The Tajikistan Project

“We must perceive in order to move, but we must also move in order to perceive”. With advances in mobility, infants’ perceptual experiences expand, and in turn promote further action. One challenge associated with investigating the reciprocal influence of action and perception is that these competencies develop synergistically, preventing examination of the relative influence of one on the other, but a traditional childrearing practice in Tajikistan—common throughout Central Asia—offers a rare opportunity to study effects of early immobility on perceptual development in humans. Caregivers use a “gahvora” cradle during infants’ first two years of life to sleep, toilet, and keep infants throughout the day. In the cradle, infants’ legs, arms, and torso are swaddled and bound with heavy drapes placed over the entire cradle. Daily gahvora use is extensive especially during younger ages, and decreases with infants’ age from close to 18 hours a day at 0-4 months to more like 7 hours a day by 24 months. Previous research by ELab collaboratorshas shown that onset ages for sitting, crawling, cruising, and walking are delayed in Tajik infants relative to Western norms.

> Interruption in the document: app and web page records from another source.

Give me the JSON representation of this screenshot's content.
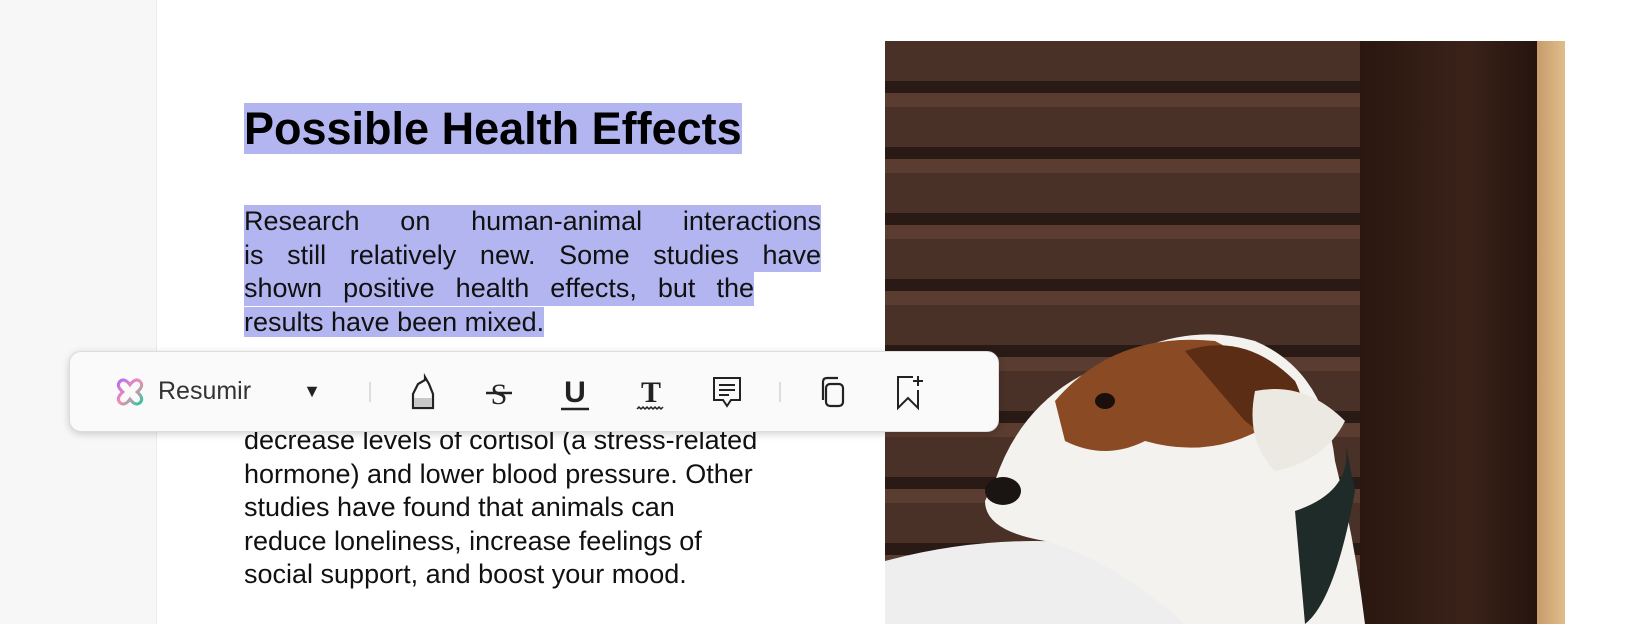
{
  "document": {
    "title": "Possible Health Effects",
    "paragraph1_lines": [
      "Research on human-animal interactions",
      "is still relatively new. Some studies have",
      "shown positive health effects, but the",
      "results have been mixed."
    ],
    "paragraph2_lines": [
      "decrease levels of cortisol (a stress-related",
      "hormone) and lower blood pressure. Other",
      "studies have found that animals can",
      "reduce loneliness, increase feelings of",
      "social support, and boost your mood."
    ],
    "selection_color": "#b3b5f0"
  },
  "toolbar": {
    "ai_label": "Resumir",
    "ai_icon": "ai-assistant-icon",
    "tools": [
      "highlight-icon",
      "strikethrough-icon",
      "underline-icon",
      "squiggly-text-icon",
      "comment-icon",
      "copy-icon",
      "bookmark-add-icon"
    ]
  }
}
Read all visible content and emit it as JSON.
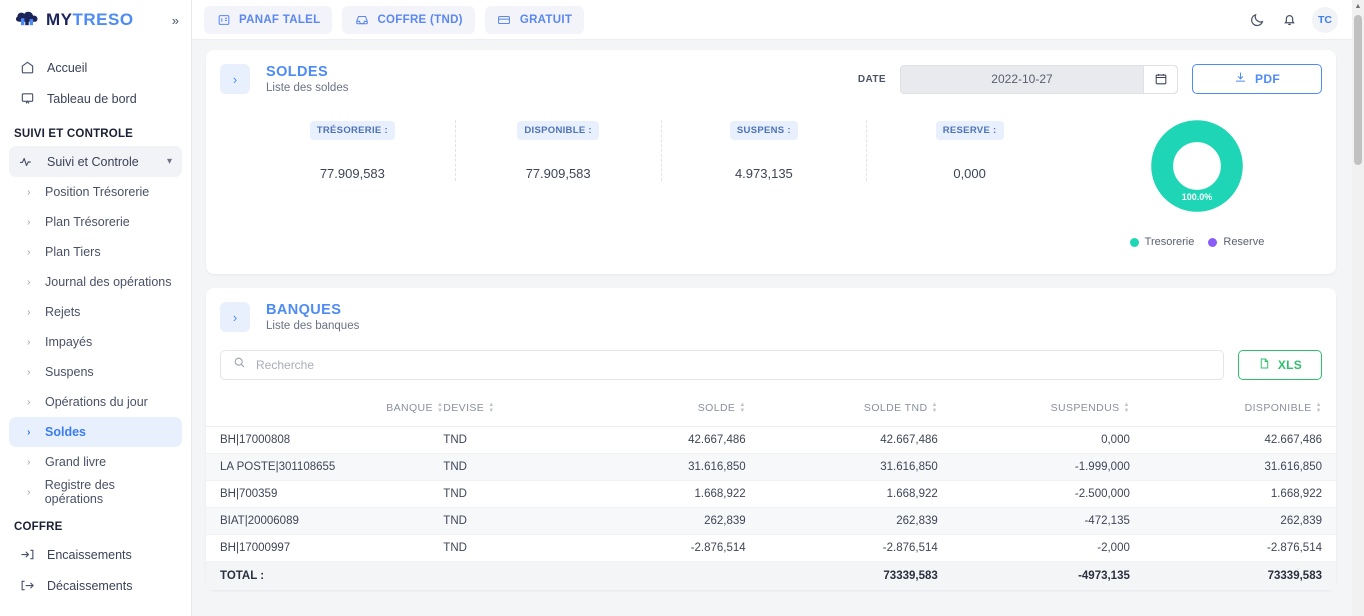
{
  "brand": {
    "part1": "MY",
    "part2": "TRESO",
    "expand_icon": "chevrons-right-icon"
  },
  "sidebar": {
    "top_items": [
      {
        "label": "Accueil",
        "icon": "home-icon"
      },
      {
        "label": "Tableau de bord",
        "icon": "dashboard-icon"
      }
    ],
    "section1_title": "SUIVI ET CONTROLE",
    "group_label": "Suivi et Controle",
    "sub_items": [
      {
        "label": "Position Trésorerie"
      },
      {
        "label": "Plan Trésorerie"
      },
      {
        "label": "Plan Tiers"
      },
      {
        "label": "Journal des opérations"
      },
      {
        "label": "Rejets"
      },
      {
        "label": "Impayés"
      },
      {
        "label": "Suspens"
      },
      {
        "label": "Opérations du jour"
      },
      {
        "label": "Soldes"
      },
      {
        "label": "Grand livre"
      },
      {
        "label": "Registre des opérations"
      }
    ],
    "active_sub": "Soldes",
    "section2_title": "COFFRE",
    "coffre_items": [
      {
        "label": "Encaissements",
        "icon": "arrow-into-bracket-icon"
      },
      {
        "label": "Décaissements",
        "icon": "arrow-out-bracket-icon"
      }
    ]
  },
  "topbar": {
    "tabs": [
      {
        "label": "PANAF TALEL",
        "icon": "company-icon"
      },
      {
        "label": "COFFRE (TND)",
        "icon": "inbox-icon"
      },
      {
        "label": "GRATUIT",
        "icon": "card-icon"
      }
    ],
    "theme_icon": "moon-icon",
    "bell_icon": "bell-icon",
    "avatar_initials": "TC"
  },
  "soldes": {
    "title": "SOLDES",
    "subtitle": "Liste des soldes",
    "expand_icon": "chevron-right-icon",
    "date_label": "DATE",
    "date_value": "2022-10-27",
    "calendar_icon": "calendar-icon",
    "pdf_button": "PDF",
    "pdf_icon": "download-icon",
    "kpis": [
      {
        "tag": "TRÉSORERIE :",
        "value": "77.909,583"
      },
      {
        "tag": "DISPONIBLE :",
        "value": "77.909,583"
      },
      {
        "tag": "SUSPENS :",
        "value": "4.973,135"
      },
      {
        "tag": "RESERVE :",
        "value": "0,000"
      }
    ]
  },
  "chart_data": {
    "type": "pie",
    "title": "",
    "labels": [
      "Tresorerie",
      "Reserve"
    ],
    "values": [
      100.0,
      0.0
    ],
    "value_labels": [
      "100.0%",
      ""
    ],
    "colors": [
      "#1ed6b5",
      "#8b5cf6"
    ],
    "legend_position": "bottom",
    "donut": true
  },
  "banques": {
    "title": "BANQUES",
    "subtitle": "Liste des banques",
    "expand_icon": "chevron-right-icon",
    "search_placeholder": "Recherche",
    "search_value": "",
    "search_icon": "search-icon",
    "xls_button": "XLS",
    "xls_icon": "file-icon",
    "columns": [
      "BANQUE",
      "DEVISE",
      "SOLDE",
      "SOLDE TND",
      "SUSPENDUS",
      "DISPONIBLE"
    ],
    "rows": [
      {
        "banque": "BH|17000808",
        "devise": "TND",
        "solde": "42.667,486",
        "solde_tnd": "42.667,486",
        "suspendus": "0,000",
        "disponible": "42.667,486"
      },
      {
        "banque": "LA POSTE|301108655",
        "devise": "TND",
        "solde": "31.616,850",
        "solde_tnd": "31.616,850",
        "suspendus": "-1.999,000",
        "disponible": "31.616,850"
      },
      {
        "banque": "BH|700359",
        "devise": "TND",
        "solde": "1.668,922",
        "solde_tnd": "1.668,922",
        "suspendus": "-2.500,000",
        "disponible": "1.668,922"
      },
      {
        "banque": "BIAT|20006089",
        "devise": "TND",
        "solde": "262,839",
        "solde_tnd": "262,839",
        "suspendus": "-472,135",
        "disponible": "262,839"
      },
      {
        "banque": "BH|17000997",
        "devise": "TND",
        "solde": "-2.876,514",
        "solde_tnd": "-2.876,514",
        "suspendus": "-2,000",
        "disponible": "-2.876,514"
      }
    ],
    "total": {
      "label": "TOTAL :",
      "devise": "",
      "solde": "",
      "solde_tnd": "73339,583",
      "suspendus": "-4973,135",
      "disponible": "73339,583"
    }
  },
  "colors": {
    "accent": "#4d8bf5",
    "teal": "#1ed6b5",
    "purple": "#8b5cf6",
    "green": "#2fbf6c"
  }
}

The main interest of this study is to examine aspects of visual and auditory perception to ask whether partial visual and motor restriction affects the development of basic perceptual competencies such as pairing sights and sounds, and perceiving motion. To address these questions, we will to collect data in villages in Sughd located in the northern part of Tajikistan, where climate is harsh, water is scarce, and economic resources are limited, and in the Metro Twin Cities in Minnesota (Western infants). We intend to collect data from 3, 6, 9, and 12 months olds to map the early developmental trajectory of intermodal perception and motion perception in the two cultures.

This research could have far-reaching implications. Most of our knowledge of human development is based on research done on Western populations. This cross-cultural comparison could call into question what we think we know about perceptual development. Furthermore, this study could provide information about the interaction between the development of perception and action in infancy.